Local government is an attractive career for veterans and reservists. I interview all finalists for police officer and firefighter positions in our Town. Their story is remarkably similar: they graduate from high school and attend liberal arts colleges in the area. They can’t imagine a life sitting at a desk, so they join the military. I always ask them what their mothers felt when they joined up, and the answer is the same: disbelief, fear, yet great pride. Many people might be surprised at the number of reservists who are called up for active duty still in 2019. Because we have a fair number of military personnel, we occasionally have to see our colleagues deploy. The Town’s Emergency Management Administrator recently returned from a year in the Middle East, and our Veterans Services Director will be shipping out to Africa in the near future. The sacrifice of enduring their absence pales in comparison to the sacrifices they make for our freedom and way of life.

What stories can you share about the intersection of military service and local government?

Let’s Practice, honoring those who see clearly what’s before them and go out to meet it.

Public Works: The Silent Arm of Public Safety

Public Works Vehicles adding to safety measures as Pope Francis visits DC – 2015

Most of us have a pretty good idea about the role of first responders. Police officers patrol the streets of our town 24 hours per day. In the community where I work, 99% of residents say their overall sense of safety is good or excellent. While, thankfully, most residents have not needed to call on fire or emergency medical services, they likely know someone who has. Satisfaction with Fire services is also very high.

I find that most people don’t naturally think of public works employees as first responders. And yet, if you see a car accident, crime scene, or house fire, look beyond the immediate perimeter and you will find DPW employees setting up traffic barriers, cleaning up debris, and lending a hand. I routinely ask front line police and fire personnel about their work with DPW employees, and they universally tell me that the relationship is essential.

Public Works employees are on the job every day of the week. Cities and towns that run their own water or wastewater treatment operations rely on daily monitoring. In our part of the country, there are two seasons – snow and ice removal and construction – meaning that it is never a good time for DPW employees to go on vacation. When it is windy and rainy and we are home watching football, you can be sure that DPW employees are being called out to manage downed trees and flooding. And as for wishing for a white Christmas? Don’t get me started.

I work in a full service, family-friendly community with excellent municipal services and top notch schools. One unusual feature of our town is that we have never offered municipal curbside trash collection. As a result, all 11,000 households must arrange for private trash pick-up, or, as the vast majority elect, fill the trunks of their cars with trash in “pay-per-throw bags” and recycling buckets and drive to our Recycling and Transfer Station. Literally thousands of them do this every week, most on Saturdays. Many residents will tell you going to the “dump” is a social event. They talk to neighbors, visit the “re-use it” shop for treasure, and maybe get their car washed by high schoolers at the park across the street.
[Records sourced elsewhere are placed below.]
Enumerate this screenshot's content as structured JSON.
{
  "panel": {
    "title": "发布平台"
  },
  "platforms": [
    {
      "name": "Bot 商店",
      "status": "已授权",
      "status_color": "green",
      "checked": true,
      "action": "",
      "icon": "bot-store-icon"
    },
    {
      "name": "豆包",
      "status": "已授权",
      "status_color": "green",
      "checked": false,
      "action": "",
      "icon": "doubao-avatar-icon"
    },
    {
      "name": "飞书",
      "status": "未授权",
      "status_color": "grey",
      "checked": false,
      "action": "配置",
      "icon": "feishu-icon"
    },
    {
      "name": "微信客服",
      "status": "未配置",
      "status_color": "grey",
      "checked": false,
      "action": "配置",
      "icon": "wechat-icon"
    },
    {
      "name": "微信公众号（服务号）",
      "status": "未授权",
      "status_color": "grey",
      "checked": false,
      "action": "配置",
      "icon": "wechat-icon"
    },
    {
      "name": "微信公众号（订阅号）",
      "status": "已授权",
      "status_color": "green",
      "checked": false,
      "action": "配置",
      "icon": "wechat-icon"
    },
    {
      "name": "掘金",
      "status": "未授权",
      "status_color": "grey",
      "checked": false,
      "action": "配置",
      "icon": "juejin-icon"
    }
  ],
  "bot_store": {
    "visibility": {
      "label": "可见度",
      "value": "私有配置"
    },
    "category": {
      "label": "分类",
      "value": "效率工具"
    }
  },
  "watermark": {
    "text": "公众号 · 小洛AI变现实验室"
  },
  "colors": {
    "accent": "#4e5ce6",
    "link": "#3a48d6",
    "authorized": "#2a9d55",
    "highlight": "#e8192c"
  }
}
This arrangement saves the Town budget millions in transportation costs. A side benefit of the system is that many residents get a true appreciation of the hard working employees who are directing the operation, and preparing the solid waste and recycling material for disposal. “Preparing” isn’t quite the right word for driving a piece of heavy (and thankfully enclosed) equipment over a towering mound of household trash to squish it into as little space as possible to fit into a hauler waiting below. (If this sounds exciting to you I can easily arrange for a tour). These employees are rightly proud of their work, performed in all conditions every week of the year.

Do you have a public works story to share? Try thanking a DPW employee next time you see one. Or, better yet, don’t groan when the plow comes by just after you cleared the end of your driveway…just wave.

Let’s practice.